[SUPPLIED DATA — start]
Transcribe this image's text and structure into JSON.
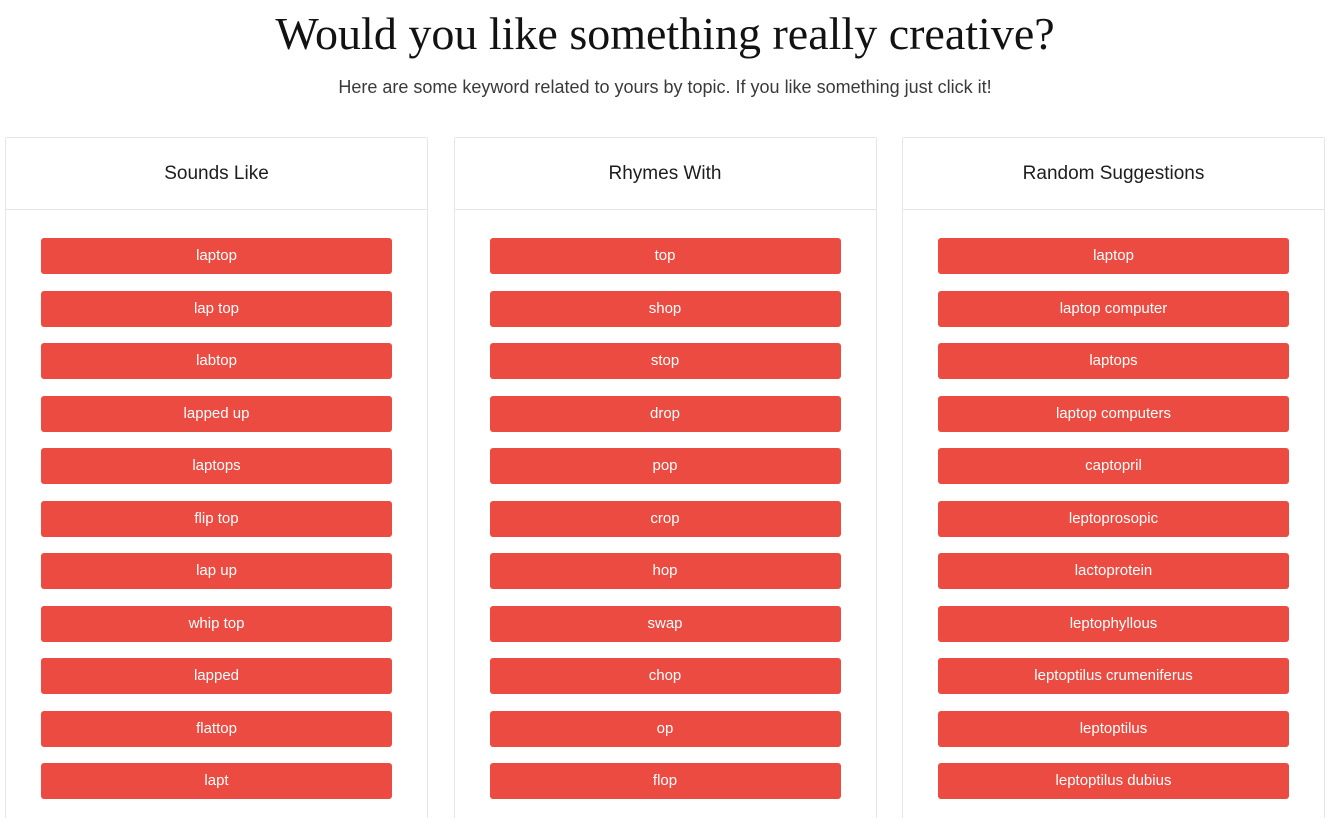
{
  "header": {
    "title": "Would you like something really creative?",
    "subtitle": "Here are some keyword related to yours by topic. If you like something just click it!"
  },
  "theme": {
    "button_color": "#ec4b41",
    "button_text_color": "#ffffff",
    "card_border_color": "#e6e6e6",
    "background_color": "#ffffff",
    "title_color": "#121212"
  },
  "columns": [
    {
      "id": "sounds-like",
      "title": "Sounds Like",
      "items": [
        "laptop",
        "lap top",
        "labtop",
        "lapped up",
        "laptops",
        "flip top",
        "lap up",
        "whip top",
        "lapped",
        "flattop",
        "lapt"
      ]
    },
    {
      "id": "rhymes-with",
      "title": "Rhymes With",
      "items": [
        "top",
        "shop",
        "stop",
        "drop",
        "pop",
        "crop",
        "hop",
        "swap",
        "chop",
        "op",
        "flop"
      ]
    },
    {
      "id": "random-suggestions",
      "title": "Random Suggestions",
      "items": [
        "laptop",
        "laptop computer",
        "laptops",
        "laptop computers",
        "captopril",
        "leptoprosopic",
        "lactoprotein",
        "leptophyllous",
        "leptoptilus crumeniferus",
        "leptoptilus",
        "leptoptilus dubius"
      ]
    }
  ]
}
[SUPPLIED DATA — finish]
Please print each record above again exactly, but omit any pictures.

Transcribe this image's text and structure into JSON.
{
  "header": {
    "title": "Would you like something really creative?",
    "subtitle": "Here are some keyword related to yours by topic. If you like something just click it!"
  },
  "theme": {
    "button_color": "#ec4b41",
    "button_text_color": "#ffffff",
    "card_border_color": "#e6e6e6",
    "background_color": "#ffffff",
    "title_color": "#121212"
  },
  "columns": [
    {
      "id": "sounds-like",
      "title": "Sounds Like",
      "items": [
        "laptop",
        "lap top",
        "labtop",
        "lapped up",
        "laptops",
        "flip top",
        "lap up",
        "whip top",
        "lapped",
        "flattop",
        "lapt"
      ]
    },
    {
      "id": "rhymes-with",
      "title": "Rhymes With",
      "items": [
        "top",
        "shop",
        "stop",
        "drop",
        "pop",
        "crop",
        "hop",
        "swap",
        "chop",
        "op",
        "flop"
      ]
    },
    {
      "id": "random-suggestions",
      "title": "Random Suggestions",
      "items": [
        "laptop",
        "laptop computer",
        "laptops",
        "laptop computers",
        "captopril",
        "leptoprosopic",
        "lactoprotein",
        "leptophyllous",
        "leptoptilus crumeniferus",
        "leptoptilus",
        "leptoptilus dubius"
      ]
    }
  ]
}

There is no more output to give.